Repeat the listing word for word. No pictures belong in the copy.

Given data:
◇ ◇ ◇

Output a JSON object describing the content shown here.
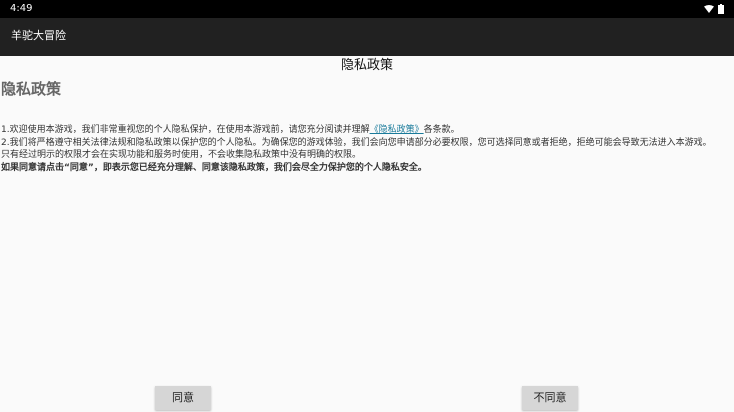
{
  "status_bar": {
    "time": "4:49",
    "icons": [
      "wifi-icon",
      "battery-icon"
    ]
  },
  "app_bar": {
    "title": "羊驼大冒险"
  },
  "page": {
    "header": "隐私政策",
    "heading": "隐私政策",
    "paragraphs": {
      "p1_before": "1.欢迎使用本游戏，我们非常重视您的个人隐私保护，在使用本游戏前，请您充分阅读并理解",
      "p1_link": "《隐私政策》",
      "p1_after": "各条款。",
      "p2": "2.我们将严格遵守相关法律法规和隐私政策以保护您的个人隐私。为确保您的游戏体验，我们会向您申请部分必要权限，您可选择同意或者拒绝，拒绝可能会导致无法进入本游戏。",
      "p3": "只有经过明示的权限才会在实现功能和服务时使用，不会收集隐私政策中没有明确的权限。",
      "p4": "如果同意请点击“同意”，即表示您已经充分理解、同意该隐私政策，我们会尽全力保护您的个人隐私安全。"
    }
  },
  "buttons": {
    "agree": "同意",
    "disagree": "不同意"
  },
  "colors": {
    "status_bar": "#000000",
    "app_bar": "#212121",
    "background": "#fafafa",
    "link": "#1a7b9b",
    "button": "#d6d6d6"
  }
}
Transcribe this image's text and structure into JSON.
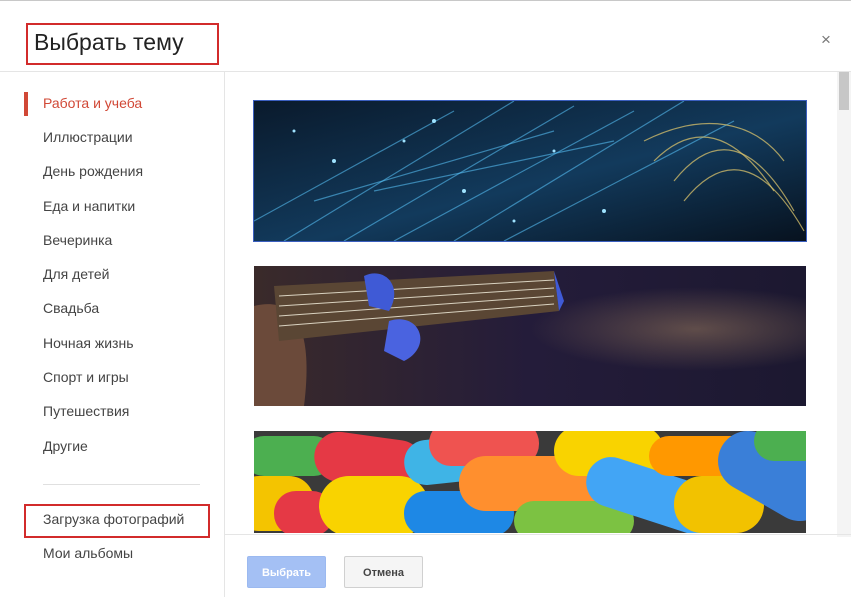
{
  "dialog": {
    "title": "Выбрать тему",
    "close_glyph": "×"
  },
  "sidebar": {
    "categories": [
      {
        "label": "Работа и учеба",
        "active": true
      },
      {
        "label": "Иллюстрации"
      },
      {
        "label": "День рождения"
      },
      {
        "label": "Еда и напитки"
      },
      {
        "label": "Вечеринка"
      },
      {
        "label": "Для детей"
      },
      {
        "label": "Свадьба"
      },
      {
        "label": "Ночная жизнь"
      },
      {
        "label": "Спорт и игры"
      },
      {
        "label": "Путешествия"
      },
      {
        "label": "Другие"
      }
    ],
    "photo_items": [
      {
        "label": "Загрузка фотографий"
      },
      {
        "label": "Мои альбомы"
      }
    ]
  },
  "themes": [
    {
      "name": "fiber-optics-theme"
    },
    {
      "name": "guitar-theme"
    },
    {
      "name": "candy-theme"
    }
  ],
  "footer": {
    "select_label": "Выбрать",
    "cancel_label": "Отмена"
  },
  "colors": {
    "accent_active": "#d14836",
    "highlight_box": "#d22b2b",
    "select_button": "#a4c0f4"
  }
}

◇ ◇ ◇

Expected answer:
Output a JSON object describing the content shown here.
{
  "status_bar": {
    "time": "4:49",
    "icons": [
      "wifi-icon",
      "battery-icon"
    ]
  },
  "app_bar": {
    "title": "羊驼大冒险"
  },
  "page": {
    "header": "隐私政策",
    "heading": "隐私政策",
    "paragraphs": {
      "p1_before": "1.欢迎使用本游戏，我们非常重视您的个人隐私保护，在使用本游戏前，请您充分阅读并理解",
      "p1_link": "《隐私政策》",
      "p1_after": "各条款。",
      "p2": "2.我们将严格遵守相关法律法规和隐私政策以保护您的个人隐私。为确保您的游戏体验，我们会向您申请部分必要权限，您可选择同意或者拒绝，拒绝可能会导致无法进入本游戏。",
      "p3": "只有经过明示的权限才会在实现功能和服务时使用，不会收集隐私政策中没有明确的权限。",
      "p4": "如果同意请点击“同意”，即表示您已经充分理解、同意该隐私政策，我们会尽全力保护您的个人隐私安全。"
    }
  },
  "buttons": {
    "agree": "同意",
    "disagree": "不同意"
  },
  "colors": {
    "status_bar": "#000000",
    "app_bar": "#212121",
    "background": "#fafafa",
    "link": "#1a7b9b",
    "button": "#d6d6d6"
  }
}
Transcribe this image's text and structure into JSON.
{
  "dialog": {
    "title": "Выбрать тему",
    "close_glyph": "×"
  },
  "sidebar": {
    "categories": [
      {
        "label": "Работа и учеба",
        "active": true
      },
      {
        "label": "Иллюстрации"
      },
      {
        "label": "День рождения"
      },
      {
        "label": "Еда и напитки"
      },
      {
        "label": "Вечеринка"
      },
      {
        "label": "Для детей"
      },
      {
        "label": "Свадьба"
      },
      {
        "label": "Ночная жизнь"
      },
      {
        "label": "Спорт и игры"
      },
      {
        "label": "Путешествия"
      },
      {
        "label": "Другие"
      }
    ],
    "photo_items": [
      {
        "label": "Загрузка фотографий"
      },
      {
        "label": "Мои альбомы"
      }
    ]
  },
  "themes": [
    {
      "name": "fiber-optics-theme"
    },
    {
      "name": "guitar-theme"
    },
    {
      "name": "candy-theme"
    }
  ],
  "footer": {
    "select_label": "Выбрать",
    "cancel_label": "Отмена"
  },
  "colors": {
    "accent_active": "#d14836",
    "highlight_box": "#d22b2b",
    "select_button": "#a4c0f4"
  }
}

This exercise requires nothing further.